By Liz Jones
Posted on 20 April 2020
This recent article in TES, How I’m Inducting New Teachers While on Lockdown by Natalie Spears, outlines good strategies for new teachers joining an organisation during school closure. It is something many schools are facing. Here is what the British School in the Netherlands (BSN) Induction Team have been doing to respond in this unusual time.
As Induction Lead for the BSN, I have enjoyed a wide variety of tasks and interactions over the last eighteen months. I have developed a strong sense of the power of good induction and the impact that it has on people and their experiences. Critical in our gold standard Core Induction Programme, is the face-to-face interactions with people who join us, particularly at the beginning of their journey. Every organisation is complex and those first few days are commonly filled being introduced to a high number of new processes, expectations and people. Our year-long Induction journey helps them to navigate all of this.
We always aim to give the right information at the right time. We also need to ensure that people can assimilate the range of institutional conventions, departments, and terminologies. People need to understand how the organisation works and start to pick up the basics for their own role. They also need to know that it is going to be okay and they will be supported as they settle in. We must ensure that safeguarding processes are understood.
What then when face-to-face Induction cannot take place?
This was the challenge of the current world crisis for our Induction Team. We still need to welcome people. We still need to ensure they can do their job. We still need them to understand the culture of our organisation and the expectations that we set. In fact, getting all of this right now might be more important than ever before, as the global situation is uncertain.
Chip and Dan Heath point out, in their book, The Power of Moments, that “For new employees, it’s three big transitions at once: intellectual (new work), social (new people), and environmental (new place). The first day … should be a peak moment.”
Each day brings a new challenge when dealing with work in today’s unfamiliar context. As a team, we decided to create an online experience. It needed to reflect our ethos and culture and have the right level of content. As we started to create an online course, it was very clear that the way the course was structured could come from our existing programme but that the way the content was pitched had to be different.

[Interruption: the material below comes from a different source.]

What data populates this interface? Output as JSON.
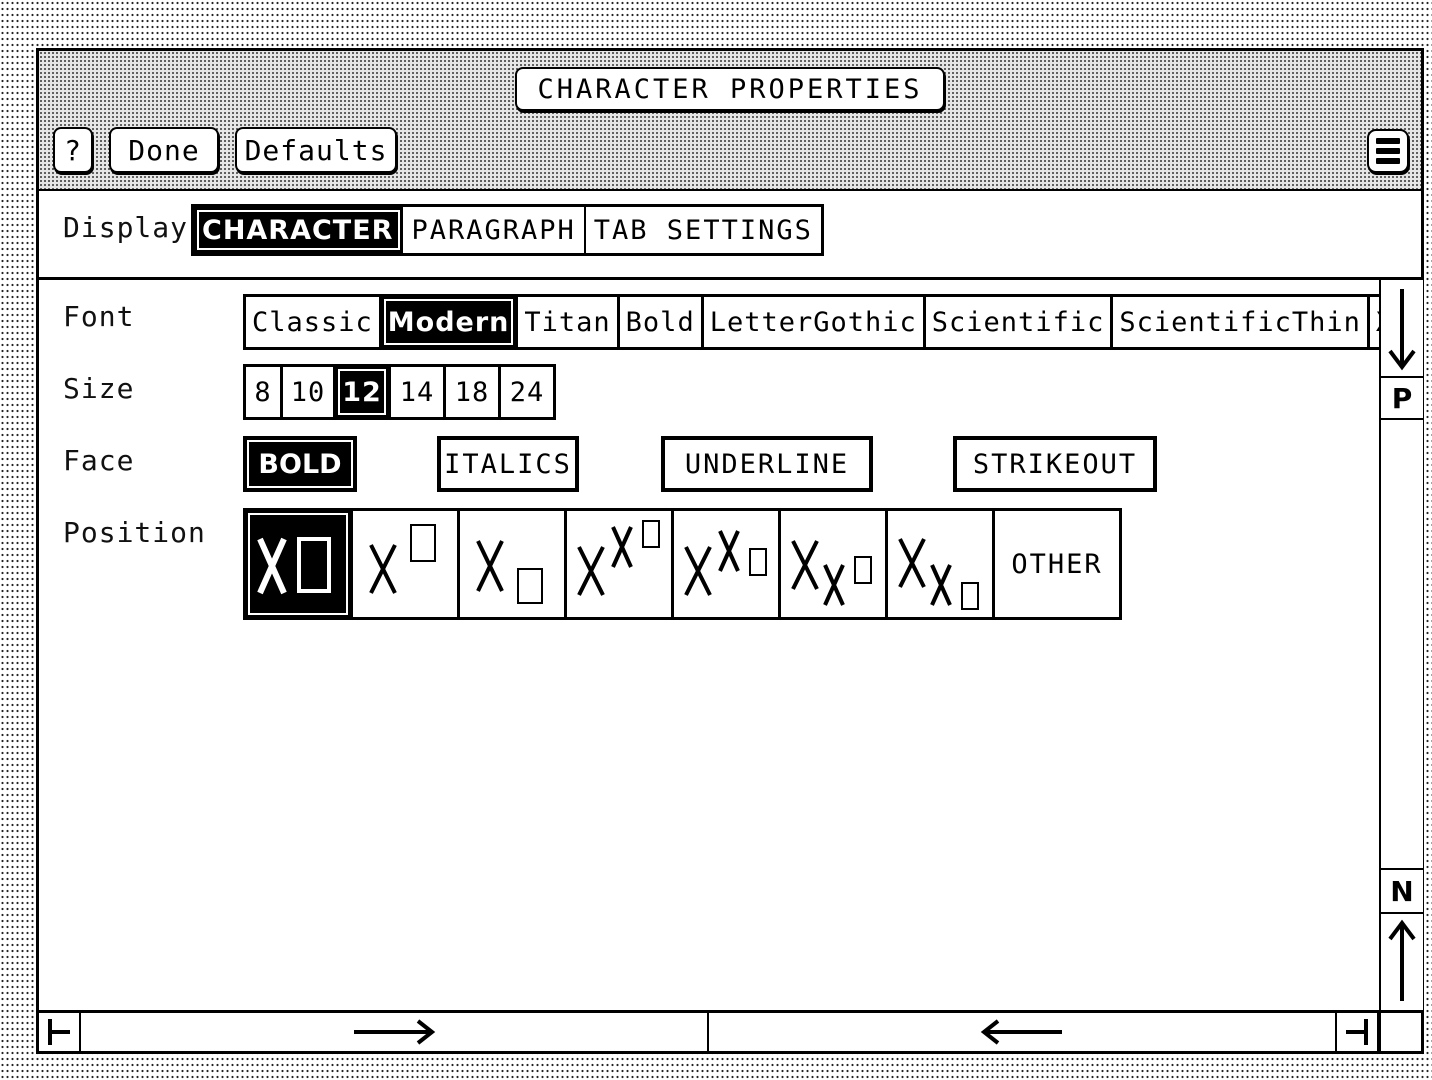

As a teaching and learning organisation, we have choices about how we construct learning. This context meant adjusting language levels to anticipate the unfamiliar terminology. We also learned quickly that we needed clear visual content that would be very accessible. This all required us to work quickly and efficiently.
The platform we used was already in place, and thankfully, as a remote working team, we could pull expertise to construct the online programme while others created content. We could also liaise with different departments to enrich our content with additional materials. Technical support was quick to respond when we needed safe access to website materials too. Our communications team provided high-quality support and content as well.
We realised that video content was needed. Our friendly welcome is an essential part of the regular Core Induction, so this required some liaising, some equipment and some technical expertise. We needed support and participation from Senior Leadership to signal the value and importance the BSN as an organisation places on the Core Induction programme.
Although I have not yet met our new colleagues, (they will be starting officially this week) I have been in contact with them all. We have invited them to the online programme. We have also ensured that they feel able to approach us for support if they have a hitch. These email interactions have been timely and are beginning to create the right atmosphere.
Our Induction Programme also includes social events. These are not only networking opportunities: they provide time to reflect, to regroup and to create a tribe for our new starters. These social events recognise the importance of interaction and engagement with people in the same situation. They also give us a richer context where people can develop positive working relationships. We have already planned to recreate something online which reflects these opportunities.
We know that new starters are vulnerable. Their work is fulfilling and rewarding but there are also high expectations when starting a new role. Our social events also include existing members of staff and senior leaders. When members of our community give their time and are genuine in their support, it is a clear way to show new starters that they are valued.
A Journey and Opportunity
The Induction Journey this term will be different but we are confident that we are responding to the needs and tailoring our next steps with an agile strategy. We can then review and see what benefits will enrich the whole journey for next year. It’s a journey and opportunity for us all.
- ‘How I’m inducting new teachers while on lockdown‘ by Natalie Spears, Tes
- HEATH, C., & HEATH, D. (2017). The power of moments: why certain experiences have extraordinary impact.